There are many views on the coronation celebrations and public opinion is split on the future significance and role of our Royal family. This becomes even more emotive as we are in the midst of a cost of living crisis and the cost of the coronation celebrations are undisclosed but estimated by the UK media to be somewhere between £50 million and +£100 million. So what value does the coronation bring to the UK, the wider commonwealth and around the world? I’m not sure I can answer that question but I do believe our King brings with him a desire for change, climate change.  

Even in the coronation celebrations, sustainability is at the forefront of the King’s considerations. Here are some of the gestures that definitely show a sign of our King’s beliefs in recycling and re-use: 

  • Invitations to the coronation were printed on recycled card 
  • Re-using vestments like the coronation glove 
  • Going against tradition and not having new, King Charles will be wearing his grandfather’s ‘Colobium Sindonis’ and sword belt 
  • Wearing the ‘supertunica’, a full length coat of gold silk made for King George V 
  • Chairs of Estate made for Queen Elizabeth II will be used in the ceremony 
  • Central St Edward’s chair made over 700 years ago will also feature in the ceremony 

What this means for the future is yet to be unravelled, as monarch King Charles will not be able to air his views quite so openly, however I very much hope his passion for sustainability and climate change are still be seen and heard by many. He may however choose to pass this mantle to his eldest son, Prince William, who founded The Earthshot Prize in 2020 with the mission to “urgently encourage innovative solutions to help put the world firmly on a trajectory towards a stable climate, where communities, oceans and biodiversity thrive in harmony by 2030”. 

However, not for the first time King Charles could break with tradition and continue on his mission which he started well over 50 years ago. 

I am definitely not from royal decent but I do share a passion for the great outdoors which I too developed at a very young age. The King and I share a mission, to protect our planet and educate all to raise awareness and make a meaningful difference. For obvious reasons our King has a much greater voice heard worldwide but this should not deter us from fighting the same fight and raising awareness. The former Prince Charles has been described as a ‘one person NGO’ and I couldn’t agree more, a true sustainability pioneer.

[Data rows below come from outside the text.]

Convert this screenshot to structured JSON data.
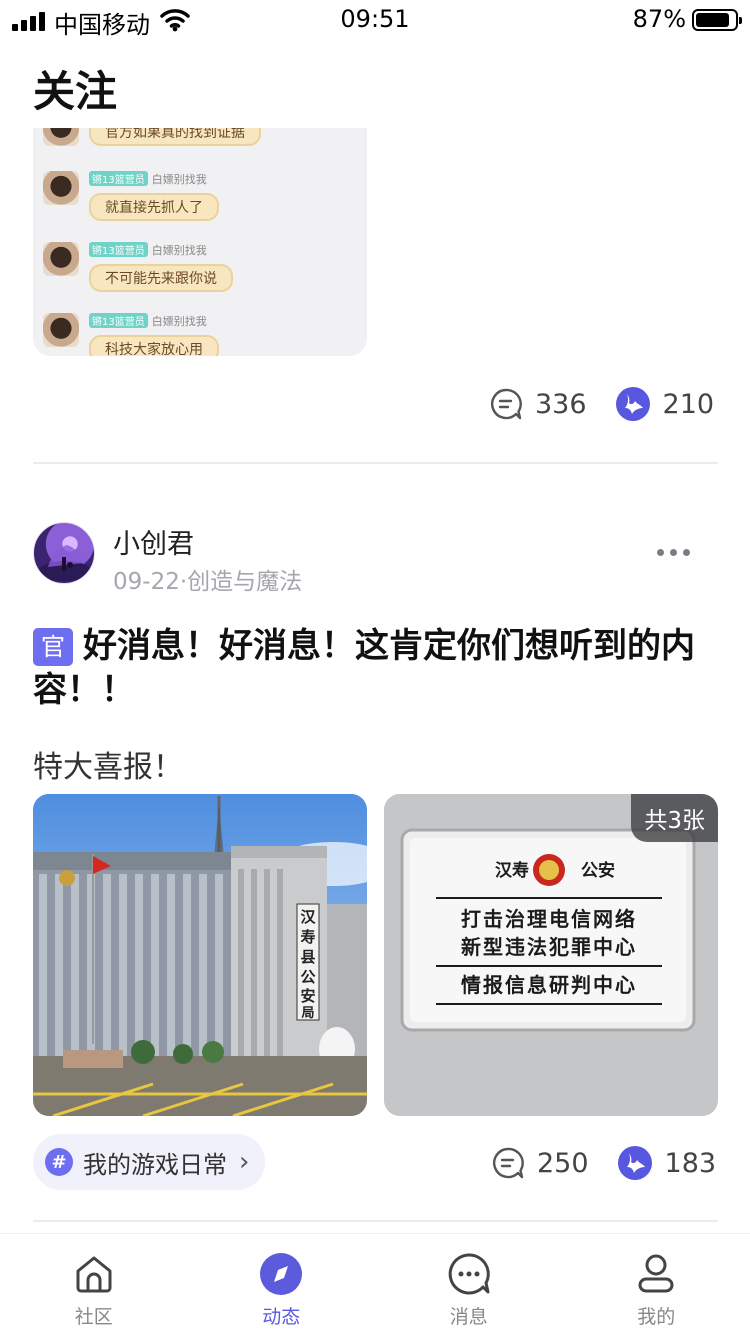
{
  "status_bar": {
    "carrier": "中国移动",
    "time": "09:51",
    "battery": "87%",
    "battery_level": 0.87,
    "signal_bars": 4
  },
  "page": {
    "title": "关注"
  },
  "post1": {
    "chat_lines": [
      {
        "meta": "",
        "tag": "",
        "text": "官方如果真的找到证据"
      },
      {
        "meta": "白嫖别找我",
        "tag": "锵13篮营员",
        "text": "就直接先抓人了"
      },
      {
        "meta": "白嫖别找我",
        "tag": "锵13篮营员",
        "text": "不可能先来跟你说"
      },
      {
        "meta": "白嫖别找我",
        "tag": "锵13篮营员",
        "text": "科技大家放心用"
      }
    ],
    "comments": "336",
    "likes": "210"
  },
  "post2": {
    "author": "小创君",
    "date": "09-22",
    "separator": "·",
    "category": "创造与魔法",
    "badge": "官",
    "title": "好消息！好消息！这肯定你们想听到的内容！！",
    "text": "特大喜报！",
    "building_sign": [
      "汉",
      "寿",
      "县",
      "公",
      "安",
      "局"
    ],
    "sign_header_left": "汉寿",
    "sign_header_right": "公安",
    "sign_lines": [
      "打击治理电信网络",
      "新型违法犯罪中心",
      "情报信息研判中心"
    ],
    "photo_count": "共3张",
    "topic": "我的游戏日常",
    "topic_hash": "#",
    "topic_arrow": "›",
    "comments": "250",
    "likes": "183"
  },
  "tabs": [
    {
      "label": "社区",
      "icon": "home-icon",
      "active": false
    },
    {
      "label": "动态",
      "icon": "compass-icon",
      "active": true
    },
    {
      "label": "消息",
      "icon": "chat-bubble-icon",
      "active": false
    },
    {
      "label": "我的",
      "icon": "profile-icon",
      "active": false
    }
  ],
  "colors": {
    "accent": "#6e6ef0",
    "active_tab": "#5b5bdc",
    "muted_text": "#a6a6ad",
    "divider": "#ececee"
  }
}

I just wish the world had been ready to hear his pleas decades ago and then we might not face the same challenges as we do today. 

Gillian Garside-Wight, Aura

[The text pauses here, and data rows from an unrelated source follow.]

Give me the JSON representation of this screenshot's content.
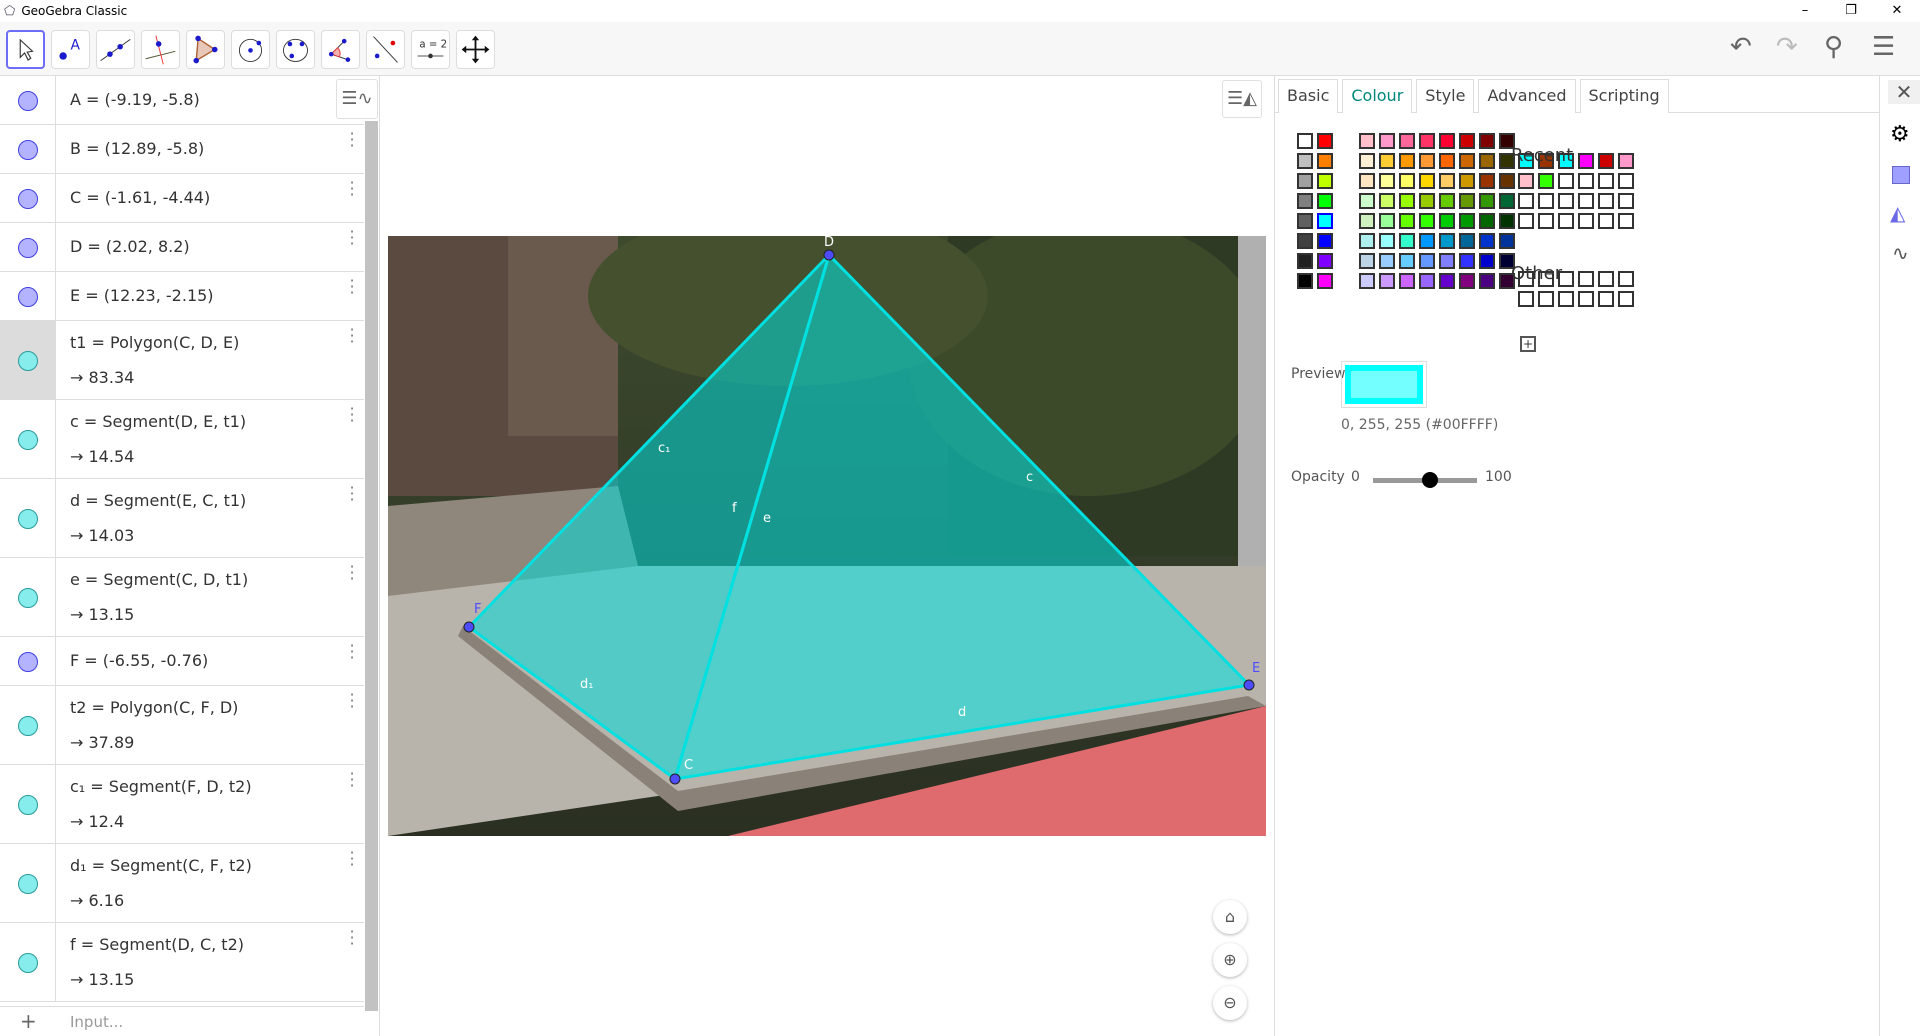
{
  "window": {
    "title": "GeoGebra Classic",
    "minimize": "–",
    "restore": "❐",
    "close": "✕"
  },
  "toolbar": {
    "tools": [
      "move-tool",
      "point-tool",
      "line-tool",
      "perpendicular-line-tool",
      "polygon-tool",
      "circle-tool",
      "conic-tool",
      "angle-tool",
      "reflect-tool",
      "slider-tool",
      "move-graphics-tool"
    ],
    "slider_label": "a = 2",
    "undo": "↶",
    "redo": "↷",
    "search": "⚲",
    "menu": "☰"
  },
  "algebra": {
    "rows": [
      {
        "name": "A",
        "def": "A = (-9.19, -5.8)",
        "type": "point"
      },
      {
        "name": "B",
        "def": "B = (12.89, -5.8)",
        "type": "point"
      },
      {
        "name": "C",
        "def": "C = (-1.61, -4.44)",
        "type": "point"
      },
      {
        "name": "D",
        "def": "D = (2.02, 8.2)",
        "type": "point"
      },
      {
        "name": "E",
        "def": "E = (12.23, -2.15)",
        "type": "point"
      },
      {
        "name": "t1",
        "def": "t1 = Polygon(C, D, E)",
        "value": "→  83.34",
        "type": "seg",
        "highlight": true
      },
      {
        "name": "c",
        "def": "c = Segment(D, E, t1)",
        "value": "→  14.54",
        "type": "seg"
      },
      {
        "name": "d",
        "def": "d = Segment(E, C, t1)",
        "value": "→  14.03",
        "type": "seg"
      },
      {
        "name": "e",
        "def": "e = Segment(C, D, t1)",
        "value": "→  13.15",
        "type": "seg"
      },
      {
        "name": "F",
        "def": "F = (-6.55, -0.76)",
        "type": "point"
      },
      {
        "name": "t2",
        "def": "t2 = Polygon(C, F, D)",
        "value": "→  37.89",
        "type": "seg"
      },
      {
        "name": "c1",
        "def": "c₁ = Segment(F, D, t2)",
        "value": "→  12.4",
        "type": "seg"
      },
      {
        "name": "d1",
        "def": "d₁ = Segment(C, F, t2)",
        "value": "→  6.16",
        "type": "seg"
      },
      {
        "name": "f",
        "def": "f = Segment(D, C, t2)",
        "value": "→  13.15",
        "type": "seg"
      }
    ],
    "input_placeholder": "Input...",
    "add": "+"
  },
  "graphics": {
    "labels": {
      "D": "D",
      "C": "C",
      "E": "E",
      "F": "F",
      "c": "c",
      "d": "d",
      "e": "e",
      "f": "f",
      "c1": "c₁",
      "d1": "d₁"
    },
    "home": "⌂",
    "zoom_in": "⊕",
    "zoom_out": "⊖"
  },
  "properties": {
    "tabs": [
      "Basic",
      "Colour",
      "Style",
      "Advanced",
      "Scripting"
    ],
    "active_tab": "Colour",
    "close": "✕",
    "recent_label": "Recent",
    "other_label": "Other",
    "add_custom": "+",
    "preview_label": "Preview",
    "color_value": "0, 255, 255 (#00FFFF)",
    "selected_color": "#00FFFF",
    "opacity_label": "Opacity",
    "opacity_min": "0",
    "opacity_max": "100",
    "opacity_value": 55,
    "gray_col": [
      "#ffffff",
      "#c0c0c0",
      "#a0a0a0",
      "#808080",
      "#606060",
      "#404040",
      "#202020",
      "#000000"
    ],
    "primary_col": [
      "#ff0000",
      "#ff7f00",
      "#bfff00",
      "#00ff00",
      "#00ffff",
      "#0000ff",
      "#7f00ff",
      "#ff00ff"
    ],
    "palette": [
      [
        "#ffc0cb",
        "#ff99cc",
        "#ff6699",
        "#ff3366",
        "#ff0033",
        "#cc0000",
        "#800000",
        "#330000"
      ],
      [
        "#ffefd5",
        "#ffcc33",
        "#ff9900",
        "#ff9933",
        "#ff6600",
        "#cc6600",
        "#996600",
        "#333300"
      ],
      [
        "#ffe4c4",
        "#ffff99",
        "#ffff66",
        "#ffd700",
        "#ffcc66",
        "#cc9900",
        "#993300",
        "#663300"
      ],
      [
        "#ccffcc",
        "#ccff66",
        "#99ff00",
        "#99cc00",
        "#66cc00",
        "#669900",
        "#339900",
        "#006633"
      ],
      [
        "#d0f0c0",
        "#99ff99",
        "#66ff00",
        "#33ff00",
        "#00cc00",
        "#009900",
        "#006600",
        "#003300"
      ],
      [
        "#afeeee",
        "#99ffff",
        "#33ffcc",
        "#0099ff",
        "#0099cc",
        "#006699",
        "#0033cc",
        "#003399"
      ],
      [
        "#bcd4e6",
        "#99ccff",
        "#66ccff",
        "#6699ff",
        "#7f7fff",
        "#3333ff",
        "#0000cc",
        "#000033"
      ],
      [
        "#ccccff",
        "#cc99ff",
        "#cc66ff",
        "#9966ff",
        "#6600cc",
        "#800080",
        "#4b0082",
        "#330033"
      ]
    ],
    "recent": [
      "#00ffff",
      "#993300",
      "#00ffff",
      "#ff00ff",
      "#cc0000",
      "#ff99cc",
      "#ffc0cb",
      "#33ff00",
      "#ffffff",
      "#ffffff",
      "#ffffff",
      "#ffffff",
      "#ffffff",
      "#ffffff",
      "#ffffff",
      "#ffffff",
      "#ffffff",
      "#ffffff",
      "#ffffff",
      "#ffffff",
      "#ffffff",
      "#ffffff",
      "#ffffff",
      "#ffffff"
    ],
    "other": [
      "#ffffff",
      "#ffffff",
      "#ffffff",
      "#ffffff",
      "#ffffff",
      "#ffffff",
      "#ffffff",
      "#ffffff",
      "#ffffff",
      "#ffffff",
      "#ffffff",
      "#ffffff"
    ]
  },
  "sidebar": {
    "icons": [
      "gear-icon",
      "graphics-icon",
      "geometry-icon",
      "algebra-graph-icon"
    ]
  }
}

Congratulations on your coronation Your Royal Highness, although you may not be able to publicly challenge world leaders on sustainability and climate change in the same way, I am sure your passion will not fade. Keep flying the sustainable flag Sir! 

Key takeouts 

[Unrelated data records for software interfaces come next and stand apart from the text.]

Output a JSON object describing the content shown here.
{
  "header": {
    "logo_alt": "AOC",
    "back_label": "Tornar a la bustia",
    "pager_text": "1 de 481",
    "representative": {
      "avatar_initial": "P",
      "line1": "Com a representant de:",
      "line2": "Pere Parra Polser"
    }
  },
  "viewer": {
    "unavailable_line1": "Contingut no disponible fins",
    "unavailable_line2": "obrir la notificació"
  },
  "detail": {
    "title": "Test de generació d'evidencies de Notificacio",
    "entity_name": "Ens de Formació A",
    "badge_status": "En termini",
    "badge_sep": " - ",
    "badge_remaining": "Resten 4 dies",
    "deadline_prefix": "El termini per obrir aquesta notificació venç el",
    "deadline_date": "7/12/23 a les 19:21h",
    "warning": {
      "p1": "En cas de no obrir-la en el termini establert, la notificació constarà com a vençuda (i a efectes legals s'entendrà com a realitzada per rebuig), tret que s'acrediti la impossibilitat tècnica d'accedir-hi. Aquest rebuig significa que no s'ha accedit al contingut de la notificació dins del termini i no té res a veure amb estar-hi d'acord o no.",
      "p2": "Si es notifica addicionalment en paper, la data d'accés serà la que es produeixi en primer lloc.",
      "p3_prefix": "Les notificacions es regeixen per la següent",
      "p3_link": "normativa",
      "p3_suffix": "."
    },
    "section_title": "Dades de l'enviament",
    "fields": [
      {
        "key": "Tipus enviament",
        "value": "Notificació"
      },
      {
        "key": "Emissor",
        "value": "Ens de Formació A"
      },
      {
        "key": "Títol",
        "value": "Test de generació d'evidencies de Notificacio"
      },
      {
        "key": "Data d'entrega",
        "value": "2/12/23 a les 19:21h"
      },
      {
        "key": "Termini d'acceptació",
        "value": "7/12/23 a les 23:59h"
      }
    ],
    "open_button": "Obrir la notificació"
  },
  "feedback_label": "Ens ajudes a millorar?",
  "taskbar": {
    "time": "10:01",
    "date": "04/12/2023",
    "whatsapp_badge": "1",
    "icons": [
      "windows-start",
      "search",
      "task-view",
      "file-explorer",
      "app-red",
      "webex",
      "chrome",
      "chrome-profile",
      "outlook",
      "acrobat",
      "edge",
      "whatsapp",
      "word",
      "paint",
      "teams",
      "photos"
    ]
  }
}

  1. Don’t be afraid to make a stance, even if the vast majority are not ready to hear it 
  1. Use your influence to it’s full potential, no matter how big or small your audience 
  1. Support others in their causes, together we can make a difference 
  1. Sustainability should be built into everything you do, not bolted on 
  1. Your role and duties may change over time but passion for your beliefs will continue 
Gillian Garside-Wight Consulting Director

About the Author

Gill leads our consulting offer, with over 20 years’ experience in the packaging industry, strategically developing packaging strategies, roadmaps and packaging solutions to meet the needs of clients, consumers and the planet. She has worked with many global retailers and household brands on projects spanning sustainability and innovation to supply chain optimization. With a real passion for sustainability, her quest is to educate, influence and drive a circular economy wherever possible while complementing creativity, technical functionality and commercial realities.

Gill grew up on a tiny island in Scotland and this is where her passion for sustainability started. She loves nothing more than (trying) to grow her own veg and exploring nature with her son.